## TASK STATEMENT
Among the records below, find each line bearing the word "repeat" and copy it.

Interface dataset entries
*****
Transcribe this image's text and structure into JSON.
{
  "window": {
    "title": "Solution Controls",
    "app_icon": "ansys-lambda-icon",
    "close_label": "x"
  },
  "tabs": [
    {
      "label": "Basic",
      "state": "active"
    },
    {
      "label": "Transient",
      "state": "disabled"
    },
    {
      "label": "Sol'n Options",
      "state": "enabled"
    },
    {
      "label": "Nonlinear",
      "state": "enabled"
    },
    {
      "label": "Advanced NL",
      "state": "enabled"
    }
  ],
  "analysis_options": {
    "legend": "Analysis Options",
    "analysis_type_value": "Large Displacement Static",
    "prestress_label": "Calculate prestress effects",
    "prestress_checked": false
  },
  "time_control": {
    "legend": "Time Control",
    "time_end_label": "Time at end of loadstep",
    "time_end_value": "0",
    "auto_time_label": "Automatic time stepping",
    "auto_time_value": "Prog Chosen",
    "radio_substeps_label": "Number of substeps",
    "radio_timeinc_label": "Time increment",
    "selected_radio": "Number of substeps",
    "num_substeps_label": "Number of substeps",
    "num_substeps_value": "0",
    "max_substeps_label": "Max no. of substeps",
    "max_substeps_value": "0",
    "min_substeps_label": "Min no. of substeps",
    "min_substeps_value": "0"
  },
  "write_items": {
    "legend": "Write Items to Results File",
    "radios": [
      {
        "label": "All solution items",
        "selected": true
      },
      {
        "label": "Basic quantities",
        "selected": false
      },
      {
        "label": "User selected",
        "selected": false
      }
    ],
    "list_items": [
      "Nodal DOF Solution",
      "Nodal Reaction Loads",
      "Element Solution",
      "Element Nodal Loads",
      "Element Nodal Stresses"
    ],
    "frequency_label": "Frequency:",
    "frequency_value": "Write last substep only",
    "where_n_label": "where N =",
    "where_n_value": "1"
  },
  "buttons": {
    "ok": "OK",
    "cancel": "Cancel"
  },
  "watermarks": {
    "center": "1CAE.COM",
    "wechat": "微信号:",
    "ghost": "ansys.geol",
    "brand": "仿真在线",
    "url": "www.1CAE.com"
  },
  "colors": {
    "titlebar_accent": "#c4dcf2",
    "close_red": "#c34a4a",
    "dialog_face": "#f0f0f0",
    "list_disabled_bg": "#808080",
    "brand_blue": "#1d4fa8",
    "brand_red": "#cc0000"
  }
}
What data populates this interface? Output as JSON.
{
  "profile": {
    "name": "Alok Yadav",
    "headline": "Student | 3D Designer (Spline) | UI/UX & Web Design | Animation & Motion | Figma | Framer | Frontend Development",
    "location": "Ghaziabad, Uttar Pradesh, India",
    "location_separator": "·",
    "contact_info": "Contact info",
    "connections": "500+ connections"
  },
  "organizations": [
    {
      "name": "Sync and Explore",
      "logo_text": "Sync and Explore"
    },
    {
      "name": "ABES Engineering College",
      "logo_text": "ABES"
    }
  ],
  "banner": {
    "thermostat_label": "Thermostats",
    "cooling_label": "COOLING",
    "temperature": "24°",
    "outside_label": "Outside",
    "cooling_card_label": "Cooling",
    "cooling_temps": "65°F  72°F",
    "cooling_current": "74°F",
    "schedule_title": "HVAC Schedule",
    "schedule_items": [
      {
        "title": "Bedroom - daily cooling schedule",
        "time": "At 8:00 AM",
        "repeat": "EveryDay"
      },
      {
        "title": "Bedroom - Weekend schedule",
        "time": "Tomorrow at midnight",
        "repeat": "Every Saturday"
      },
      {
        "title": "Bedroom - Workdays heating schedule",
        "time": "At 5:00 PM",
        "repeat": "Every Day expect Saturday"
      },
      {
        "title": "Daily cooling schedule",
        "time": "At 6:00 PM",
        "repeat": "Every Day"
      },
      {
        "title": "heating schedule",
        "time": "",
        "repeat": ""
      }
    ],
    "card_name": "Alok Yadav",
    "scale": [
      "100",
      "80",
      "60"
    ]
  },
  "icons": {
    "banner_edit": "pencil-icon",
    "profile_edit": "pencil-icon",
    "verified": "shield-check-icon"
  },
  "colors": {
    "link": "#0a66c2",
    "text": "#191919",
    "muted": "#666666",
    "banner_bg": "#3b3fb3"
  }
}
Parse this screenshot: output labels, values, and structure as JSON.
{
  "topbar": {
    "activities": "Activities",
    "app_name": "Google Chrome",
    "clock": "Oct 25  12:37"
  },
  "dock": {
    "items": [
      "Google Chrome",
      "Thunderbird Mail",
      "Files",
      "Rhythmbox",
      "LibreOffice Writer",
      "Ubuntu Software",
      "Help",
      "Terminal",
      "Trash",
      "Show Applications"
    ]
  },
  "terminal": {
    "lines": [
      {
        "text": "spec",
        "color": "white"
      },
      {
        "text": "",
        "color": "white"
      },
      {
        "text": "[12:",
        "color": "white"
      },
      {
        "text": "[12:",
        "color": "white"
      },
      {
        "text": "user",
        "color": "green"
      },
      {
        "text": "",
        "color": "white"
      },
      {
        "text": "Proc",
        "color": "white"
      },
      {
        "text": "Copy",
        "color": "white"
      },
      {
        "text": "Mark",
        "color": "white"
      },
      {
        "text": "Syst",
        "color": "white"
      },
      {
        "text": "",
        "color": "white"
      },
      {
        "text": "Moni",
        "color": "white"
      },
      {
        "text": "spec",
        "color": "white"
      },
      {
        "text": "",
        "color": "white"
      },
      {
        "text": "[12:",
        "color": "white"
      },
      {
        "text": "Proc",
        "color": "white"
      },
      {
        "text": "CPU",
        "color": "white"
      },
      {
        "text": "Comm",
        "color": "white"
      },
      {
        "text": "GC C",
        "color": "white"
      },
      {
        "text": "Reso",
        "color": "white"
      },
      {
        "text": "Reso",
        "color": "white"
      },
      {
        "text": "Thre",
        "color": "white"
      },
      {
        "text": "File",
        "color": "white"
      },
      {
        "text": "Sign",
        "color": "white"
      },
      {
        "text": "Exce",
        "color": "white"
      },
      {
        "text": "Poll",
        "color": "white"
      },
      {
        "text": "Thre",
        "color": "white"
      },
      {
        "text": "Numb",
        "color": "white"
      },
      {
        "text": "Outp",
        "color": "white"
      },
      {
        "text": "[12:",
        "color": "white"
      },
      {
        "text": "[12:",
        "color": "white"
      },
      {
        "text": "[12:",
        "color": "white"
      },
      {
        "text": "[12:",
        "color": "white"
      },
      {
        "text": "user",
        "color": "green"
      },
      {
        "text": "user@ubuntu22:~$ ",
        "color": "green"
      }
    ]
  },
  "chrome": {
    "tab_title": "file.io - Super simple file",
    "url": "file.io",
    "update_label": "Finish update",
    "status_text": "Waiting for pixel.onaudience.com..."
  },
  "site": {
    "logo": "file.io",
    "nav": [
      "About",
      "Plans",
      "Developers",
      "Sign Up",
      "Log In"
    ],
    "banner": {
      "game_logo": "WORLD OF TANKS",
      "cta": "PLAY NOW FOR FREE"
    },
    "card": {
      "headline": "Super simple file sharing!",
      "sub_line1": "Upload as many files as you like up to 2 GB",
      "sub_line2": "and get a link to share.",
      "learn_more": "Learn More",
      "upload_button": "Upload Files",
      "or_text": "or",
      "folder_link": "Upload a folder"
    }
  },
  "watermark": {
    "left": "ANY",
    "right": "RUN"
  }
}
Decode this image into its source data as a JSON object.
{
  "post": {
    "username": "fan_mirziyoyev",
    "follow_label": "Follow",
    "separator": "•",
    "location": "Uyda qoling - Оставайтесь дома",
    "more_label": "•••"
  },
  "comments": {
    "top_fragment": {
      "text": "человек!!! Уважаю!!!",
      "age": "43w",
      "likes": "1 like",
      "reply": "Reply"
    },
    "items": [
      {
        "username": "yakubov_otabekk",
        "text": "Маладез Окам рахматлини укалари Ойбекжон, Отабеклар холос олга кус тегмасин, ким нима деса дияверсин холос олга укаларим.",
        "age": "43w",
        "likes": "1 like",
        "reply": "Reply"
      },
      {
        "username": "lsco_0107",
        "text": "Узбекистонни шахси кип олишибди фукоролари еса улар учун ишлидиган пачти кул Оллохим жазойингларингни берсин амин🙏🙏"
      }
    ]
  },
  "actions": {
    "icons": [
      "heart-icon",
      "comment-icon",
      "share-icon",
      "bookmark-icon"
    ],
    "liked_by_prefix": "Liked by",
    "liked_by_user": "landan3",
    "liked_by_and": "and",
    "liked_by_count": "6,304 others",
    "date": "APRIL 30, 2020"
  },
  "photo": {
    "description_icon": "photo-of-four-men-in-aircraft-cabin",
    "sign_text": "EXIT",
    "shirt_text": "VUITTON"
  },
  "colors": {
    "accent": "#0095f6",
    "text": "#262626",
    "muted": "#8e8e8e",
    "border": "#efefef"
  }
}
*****
## SOLUTION TO THE EXERCISE
        "repeat": "EveryDay"
        "repeat": "Every Saturday"
        "repeat": "Every Day expect Saturday"
        "repeat": "Every Day"
        "repeat": ""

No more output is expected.